BL: Yes, and it is incredibly much more affordable to do it today. It not only gives you a better return, but when you’re starting from a cost point that’s far less, it just makes everything come together. We’ve found a significant increase in traffic, and a significant increase in inquiries and transactions. The only that changes is, I’m used to all my traffic being acquired through direct methods. So I can see how I’m spending at Google or Overture or on banner and correlate that to specific transactions. This one’s just a more broad-based, “”Yes, it’s been increasing.””
Pipeline: How will you be complementing what you’re doing with the balloon in more traditional marketing activities?
BL: We do a little bit of that traditional media advertising, but we’re way more focused on the vertical markets. So with parties like the Canadian Medical Association, for example, for the last nine months we’ve been their national sponsor on all their IT forums. We’ve been a sponsor for all the lead events where doctors want to talk and think about moving from a bunch of paper and that multi-colour rainbow they have inside the front office to an IT-centric model where they can do everything on electronic records and we install it all, maintain it and support it. That’s where we do the balloon to people to know us, and then vertical slices so that the people who are making buying decisions can talk to us in a common way. We’re trying to be more focused on, “”Let us look after your business,”” rather than just your next MP3 player.
Pipeline: You develop closer customer relationships that way.
BL: Yeah, and we’re really the only people in Canada with the employed IT resources to show up at your site anywhere. With 600 to 700 people purely in the IT support area, it doesn’t matter if you’re in Northern Manitoba or downtown T.O., we can have somebody down there selling and supporting. So you want to certainly sell products that can use those people.
Pipeline: You mentioned online marketing like Google. Is that still viable for your business?
BL: I’m strongly of the opinion that it is worth it, but you have to really work it. We probably have now somewhere in the range of 14,000, 15,000 active cost-per-click terms between Google and Overture. You have to look at what you’re spending on each area and the conversion rates. It’s not like something where you put that sign on the building and you’re done. Every day those campaigns have to be monitored and amended. And then it’s really worth it: You can see a huge percentage of new business coming from those campaigns. You can say, “”Did they buy?”” Not the first time, but that’s how you become front-of-mind when they’re specifically looking for a product.
Pipeline: As for the balloon, how long are you sponsoring it?

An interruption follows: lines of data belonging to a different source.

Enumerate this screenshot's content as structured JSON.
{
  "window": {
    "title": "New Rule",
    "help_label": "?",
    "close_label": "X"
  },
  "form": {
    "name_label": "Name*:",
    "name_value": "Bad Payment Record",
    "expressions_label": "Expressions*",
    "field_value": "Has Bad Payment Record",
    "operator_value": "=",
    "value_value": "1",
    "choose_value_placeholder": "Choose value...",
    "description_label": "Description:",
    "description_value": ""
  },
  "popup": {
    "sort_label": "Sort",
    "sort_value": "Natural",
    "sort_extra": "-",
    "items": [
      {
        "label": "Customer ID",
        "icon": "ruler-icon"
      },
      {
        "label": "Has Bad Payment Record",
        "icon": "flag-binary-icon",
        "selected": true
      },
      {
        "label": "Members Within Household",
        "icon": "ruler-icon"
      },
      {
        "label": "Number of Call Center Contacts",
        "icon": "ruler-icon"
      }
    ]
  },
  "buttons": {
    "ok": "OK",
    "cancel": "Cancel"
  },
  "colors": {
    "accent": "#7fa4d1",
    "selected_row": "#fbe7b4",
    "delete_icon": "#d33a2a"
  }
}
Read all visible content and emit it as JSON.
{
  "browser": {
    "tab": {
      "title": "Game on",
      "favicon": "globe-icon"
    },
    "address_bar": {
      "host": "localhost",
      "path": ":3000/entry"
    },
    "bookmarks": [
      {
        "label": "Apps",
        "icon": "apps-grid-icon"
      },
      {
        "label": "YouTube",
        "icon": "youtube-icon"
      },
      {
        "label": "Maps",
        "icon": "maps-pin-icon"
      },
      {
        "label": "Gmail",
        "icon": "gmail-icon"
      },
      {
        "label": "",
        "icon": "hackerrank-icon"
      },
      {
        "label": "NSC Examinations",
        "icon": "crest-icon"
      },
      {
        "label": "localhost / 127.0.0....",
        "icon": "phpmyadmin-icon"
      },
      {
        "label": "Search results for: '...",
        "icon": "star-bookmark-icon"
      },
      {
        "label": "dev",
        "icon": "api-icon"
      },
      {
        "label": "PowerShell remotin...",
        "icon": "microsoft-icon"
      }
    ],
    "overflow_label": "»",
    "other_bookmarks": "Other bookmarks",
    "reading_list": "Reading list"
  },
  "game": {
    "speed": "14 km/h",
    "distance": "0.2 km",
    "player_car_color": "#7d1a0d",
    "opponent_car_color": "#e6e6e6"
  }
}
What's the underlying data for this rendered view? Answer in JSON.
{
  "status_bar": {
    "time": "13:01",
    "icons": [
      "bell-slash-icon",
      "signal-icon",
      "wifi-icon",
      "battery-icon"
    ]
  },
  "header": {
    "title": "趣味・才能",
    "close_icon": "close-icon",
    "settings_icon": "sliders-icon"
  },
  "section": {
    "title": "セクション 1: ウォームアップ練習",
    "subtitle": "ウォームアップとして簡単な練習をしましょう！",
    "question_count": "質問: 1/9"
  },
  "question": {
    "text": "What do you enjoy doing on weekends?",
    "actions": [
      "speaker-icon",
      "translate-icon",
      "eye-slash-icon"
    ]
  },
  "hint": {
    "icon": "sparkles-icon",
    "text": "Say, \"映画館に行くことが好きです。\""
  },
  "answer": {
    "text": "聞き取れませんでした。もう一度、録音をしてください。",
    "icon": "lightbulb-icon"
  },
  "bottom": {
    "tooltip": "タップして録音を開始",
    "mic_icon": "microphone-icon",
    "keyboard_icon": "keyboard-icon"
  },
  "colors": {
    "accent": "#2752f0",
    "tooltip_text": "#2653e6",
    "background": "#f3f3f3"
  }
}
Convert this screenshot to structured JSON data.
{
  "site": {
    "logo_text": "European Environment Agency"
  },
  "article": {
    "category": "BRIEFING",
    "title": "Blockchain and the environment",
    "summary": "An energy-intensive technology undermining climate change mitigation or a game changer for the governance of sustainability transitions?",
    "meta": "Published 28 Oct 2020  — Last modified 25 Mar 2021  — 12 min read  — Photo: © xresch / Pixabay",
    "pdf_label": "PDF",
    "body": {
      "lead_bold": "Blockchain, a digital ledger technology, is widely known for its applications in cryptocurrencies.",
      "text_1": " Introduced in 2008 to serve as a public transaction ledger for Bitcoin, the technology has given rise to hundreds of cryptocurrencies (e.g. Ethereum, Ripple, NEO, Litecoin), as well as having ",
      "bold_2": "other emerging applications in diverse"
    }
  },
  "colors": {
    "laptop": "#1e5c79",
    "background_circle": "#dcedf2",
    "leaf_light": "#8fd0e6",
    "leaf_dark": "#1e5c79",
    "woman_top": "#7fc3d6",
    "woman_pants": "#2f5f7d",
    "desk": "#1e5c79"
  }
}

BL: The way it works is that it’s a seasonal vessel. It flies from now through to October, depending on the weather, and then it’s off again next spring. We have a long-term deal with a bunch of different options, but really you get the most excited the first year. I haven’t heard about any accidents yet on the Gardiner, but hopefully people are taking a look now more than they ever will.